The listing must be copied out in full and exactly; no images go with it.
Start of Available data
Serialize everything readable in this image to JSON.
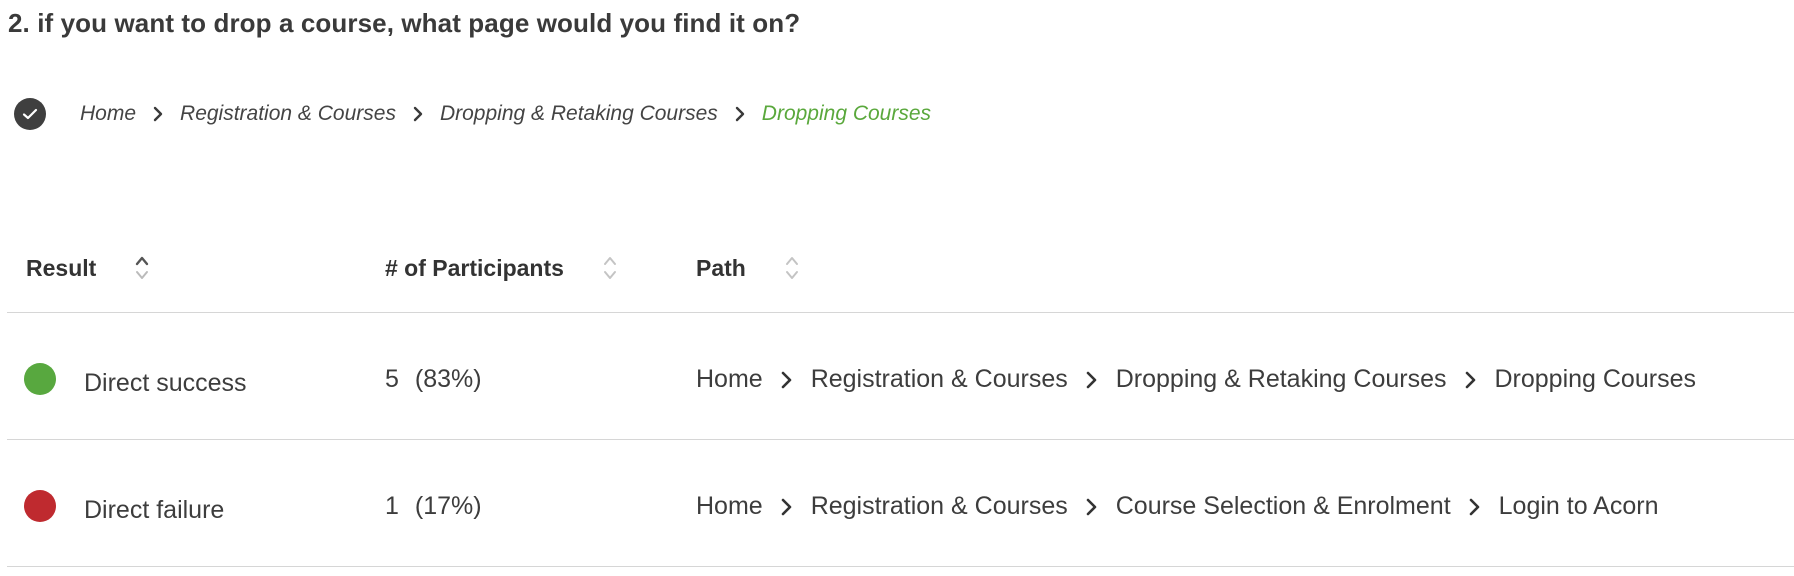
{
  "question": "2. if you want to drop a course, what page would you find it on?",
  "correct_path": {
    "check_icon": "check-circle-icon",
    "crumbs": [
      "Home",
      "Registration & Courses",
      "Dropping & Retaking Courses",
      "Dropping Courses"
    ],
    "destination_color": "#5aa83c"
  },
  "table": {
    "columns": [
      {
        "label": "Result",
        "sort_icon": "sort-icon"
      },
      {
        "label": "# of Participants",
        "sort_icon": "sort-icon"
      },
      {
        "label": "Path",
        "sort_icon": "sort-icon"
      }
    ],
    "rows": [
      {
        "status_color": "#58a83f",
        "result": "Direct success",
        "count": "5",
        "percent": "(83%)",
        "path": [
          "Home",
          "Registration & Courses",
          "Dropping & Retaking Courses",
          "Dropping Courses"
        ]
      },
      {
        "status_color": "#bf2a2f",
        "result": "Direct failure",
        "count": "1",
        "percent": "(17%)",
        "path": [
          "Home",
          "Registration & Courses",
          "Course Selection & Enrolment",
          "Login to Acorn"
        ]
      }
    ]
  }
}
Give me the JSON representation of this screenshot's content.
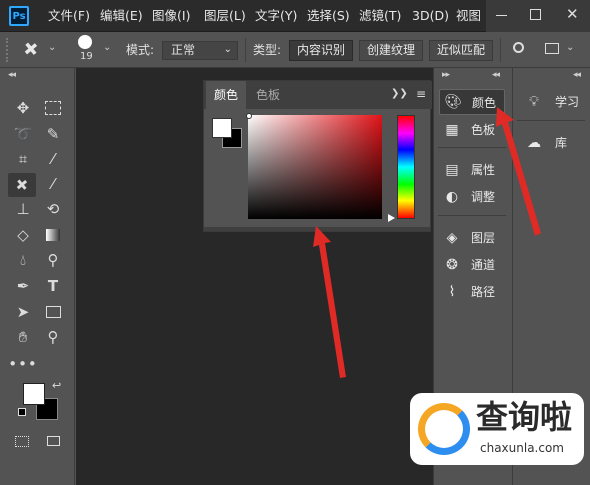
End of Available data
* _Answer to the problem_
Serialize everything readable in this image to JSON.
{
  "question": "2. if you want to drop a course, what page would you find it on?",
  "correct_path": {
    "check_icon": "check-circle-icon",
    "crumbs": [
      "Home",
      "Registration & Courses",
      "Dropping & Retaking Courses",
      "Dropping Courses"
    ],
    "destination_color": "#5aa83c"
  },
  "table": {
    "columns": [
      {
        "label": "Result",
        "sort_icon": "sort-icon"
      },
      {
        "label": "# of Participants",
        "sort_icon": "sort-icon"
      },
      {
        "label": "Path",
        "sort_icon": "sort-icon"
      }
    ],
    "rows": [
      {
        "status_color": "#58a83f",
        "result": "Direct success",
        "count": "5",
        "percent": "(83%)",
        "path": [
          "Home",
          "Registration & Courses",
          "Dropping & Retaking Courses",
          "Dropping Courses"
        ]
      },
      {
        "status_color": "#bf2a2f",
        "result": "Direct failure",
        "count": "1",
        "percent": "(17%)",
        "path": [
          "Home",
          "Registration & Courses",
          "Course Selection & Enrolment",
          "Login to Acorn"
        ]
      }
    ]
  }
}
Give me the JSON representation of this screenshot's content.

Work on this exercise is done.